Last week, Meta announced that it had chosen Spain to spearhead its Metaverse ambitions and enhance its existing mixed reality (VR) platforms, including Horizon Worlds, Workrooms, and Venues.
As part of its European expansion, Meta is developing new high-skilled jobs, supporting local entrepreneurs and tech businesses, as well as investing in digital infrastructures.
In a Linkedin update, Meta’s Vice President of Cross-Meta Products and Infrastructure, Javier Olivan, said,
“I believe Spain can be at the forefront of European tech and [Spain] is already building strong tech hubs with plenty of entrepreneurial and tech talent throughout the country. This is why we are putting Spain at the heart of our companys future, with a significant investment in people and infrastructure.”
Big Investment Plans
Meta is investing in highly-skilled jobs in the Spanish region, and according to Olivan, the Menlo Park-based firm will recruit roughly 2,000 individuals over the next five years as well as construct the “world’s first” Meta Lab in Madrid during the recruitment stage.
The Meta Lab will provide a physical space for remote workers to gather and receive support from local tech start-ups and entrepreneurs.

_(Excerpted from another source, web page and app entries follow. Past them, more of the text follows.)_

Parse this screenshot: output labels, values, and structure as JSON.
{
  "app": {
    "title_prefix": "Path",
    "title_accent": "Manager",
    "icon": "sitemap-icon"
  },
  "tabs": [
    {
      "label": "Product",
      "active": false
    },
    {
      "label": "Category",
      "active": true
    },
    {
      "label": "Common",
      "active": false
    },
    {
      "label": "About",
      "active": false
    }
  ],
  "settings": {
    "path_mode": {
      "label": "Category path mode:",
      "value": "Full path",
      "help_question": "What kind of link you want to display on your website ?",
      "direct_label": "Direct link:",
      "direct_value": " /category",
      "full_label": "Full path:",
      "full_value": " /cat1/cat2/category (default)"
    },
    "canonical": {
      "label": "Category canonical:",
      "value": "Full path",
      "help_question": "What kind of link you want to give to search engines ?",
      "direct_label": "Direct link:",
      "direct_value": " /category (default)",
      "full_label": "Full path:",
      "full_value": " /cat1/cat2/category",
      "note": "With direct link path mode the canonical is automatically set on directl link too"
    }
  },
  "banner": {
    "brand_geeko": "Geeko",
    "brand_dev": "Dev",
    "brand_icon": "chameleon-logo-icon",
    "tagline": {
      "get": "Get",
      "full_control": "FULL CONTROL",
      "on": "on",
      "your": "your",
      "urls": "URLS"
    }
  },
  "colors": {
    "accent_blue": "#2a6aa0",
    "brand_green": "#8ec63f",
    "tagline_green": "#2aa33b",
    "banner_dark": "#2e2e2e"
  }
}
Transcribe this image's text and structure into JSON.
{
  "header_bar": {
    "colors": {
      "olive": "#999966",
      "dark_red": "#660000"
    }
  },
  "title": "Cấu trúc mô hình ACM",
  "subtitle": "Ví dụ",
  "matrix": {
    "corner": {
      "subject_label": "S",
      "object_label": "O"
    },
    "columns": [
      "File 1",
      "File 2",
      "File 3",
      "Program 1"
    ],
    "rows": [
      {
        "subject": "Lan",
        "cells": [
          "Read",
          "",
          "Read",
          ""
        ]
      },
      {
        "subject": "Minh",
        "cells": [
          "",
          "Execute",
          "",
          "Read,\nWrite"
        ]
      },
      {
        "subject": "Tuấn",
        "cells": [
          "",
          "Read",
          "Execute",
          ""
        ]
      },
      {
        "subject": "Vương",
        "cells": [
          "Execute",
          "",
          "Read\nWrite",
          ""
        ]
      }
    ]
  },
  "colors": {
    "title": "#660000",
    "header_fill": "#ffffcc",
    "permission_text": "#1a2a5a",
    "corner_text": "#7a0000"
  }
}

Meta is also creating a new data centre in Castilla La Mancha.
The company is also building the “world’s first” petabit sub-sea cable to improve local digital infrastructures — this will also boost the connectivity for the entire local tech sector, added Olivan.
The Vice-President added,
“We’re helping build the Metaverse, a new phase of the internet, built around interconnected virtual experiences that can unlock access to new creative social and economic opportunities”
Meta Quest users can access the Horizon Metaverse platform via Venues and Workrooms on the Oculus app store. The news comes after Meta launched Horizon Worlds for select users in the United States (US) and Canada in December last year.
Expanding into Europe
According to an official blog post, Meta’s expansion will enable collaboration between local academia and government bodies.
The news comes after Meta pledged to roughly 10,000 employees from the European Union (EU) to help the firm develop its Horizon Metaverse platform.
Despite this, Meta faces challenges in its journey to develop solutions for the Metaverse in the EU after threatening for a second time to withdraw from the EU if regulators failed to allow the company to transfer user data to the US.
Meta’s challenges occurred while Margrethe Vestager, the European Commissioner for Competition, urged EU representatives to learn more about the Metaverse before building regulatory frameworks.